My GP then prescribed physical therapy, an ankle brace, and pain medication. All of it was covered at 100%, and the only thing I had to “pay” for was the doctor’s appointment — as described earlier, it was automatically reimbursed 100%.

Paperwork and prices
To show how basic care is documented, I took a photo of my latest sécu and private health insurance reimbursement statements, along with a shot of my carte vitale so you can see what it’s like.

For information, my GP charges 22 euros. A specialist I go to regularly for my preexisting condition (covered 100%, because there’s no concept of “preexisting condition” in France) charges 45 euros. A packet of ten 500mg aspirin costs about 3 euros over-the-counter; it’s free when prescribed. A three-month supply of the Pill costs 27 euros. (The Pill is one of the only prescription medications not to be covered by sécu, so we do pay out of pocket for that — it’s the only prescription med I’ve ever had to pay for.) I don’t know what ER/hospital stays are charged because mine have always been entirely covered.

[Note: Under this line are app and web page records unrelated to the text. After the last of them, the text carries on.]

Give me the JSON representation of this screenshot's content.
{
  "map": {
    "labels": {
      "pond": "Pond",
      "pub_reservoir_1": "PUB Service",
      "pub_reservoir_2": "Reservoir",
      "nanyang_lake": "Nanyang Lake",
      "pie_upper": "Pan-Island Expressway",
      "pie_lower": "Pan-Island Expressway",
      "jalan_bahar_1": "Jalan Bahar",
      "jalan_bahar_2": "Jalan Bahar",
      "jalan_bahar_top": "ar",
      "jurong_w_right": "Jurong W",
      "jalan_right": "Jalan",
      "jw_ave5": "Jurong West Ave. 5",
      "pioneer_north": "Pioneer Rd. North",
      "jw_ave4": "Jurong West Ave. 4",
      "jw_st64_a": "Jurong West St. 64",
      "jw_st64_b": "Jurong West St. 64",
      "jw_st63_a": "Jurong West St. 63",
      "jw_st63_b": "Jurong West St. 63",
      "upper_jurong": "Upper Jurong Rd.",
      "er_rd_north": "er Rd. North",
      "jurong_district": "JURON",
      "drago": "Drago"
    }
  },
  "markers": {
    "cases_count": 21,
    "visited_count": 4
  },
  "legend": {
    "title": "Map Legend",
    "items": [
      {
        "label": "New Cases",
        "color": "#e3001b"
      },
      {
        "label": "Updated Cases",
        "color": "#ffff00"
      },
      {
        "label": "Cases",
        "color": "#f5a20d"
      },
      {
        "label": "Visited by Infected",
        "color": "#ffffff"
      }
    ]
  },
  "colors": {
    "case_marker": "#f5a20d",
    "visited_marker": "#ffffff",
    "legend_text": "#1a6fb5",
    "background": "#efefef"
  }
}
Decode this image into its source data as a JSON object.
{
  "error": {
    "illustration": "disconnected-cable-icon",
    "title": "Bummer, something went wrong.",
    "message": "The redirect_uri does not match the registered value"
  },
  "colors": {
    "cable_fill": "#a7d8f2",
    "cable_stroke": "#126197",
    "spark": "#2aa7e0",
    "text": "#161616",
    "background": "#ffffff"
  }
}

My supplemental health insurance costs me 20 euros a month. The national health insurance is paid as part of employer taxes; in my case, my employer pays 320 euros a month. That amount is paid directly to national health care, my salary is not affected. Everyone, not just employees, enrolled in sécu is covered, and as you can see from my case, you don’t have to be a French citizen in order to be able to enroll — you just have to work or study in France.

The only thing I have to worry about is having my carte vitale on me. If I don’t have it, it doesn’t matter, I’ll still be covered — I’ve been able to return to a doctor/laboratory/hospital (yeah, I’ve been around) with my card after minor emergencies when I hadn’t had my card on me at the time, no questions asked. I don’t have to worry how much anything costs. I don’t have to avoid doing sports out of the fear I might hurt myself and lose insurance coverage. I don’t have to worry about being able to afford medication. In the 10 years I’ve been in France, my health has honestly become something I only ever think about when I’m ill or injured, and even then all I need to do is call my doctor. I’ve always been able to get an appointment the same day.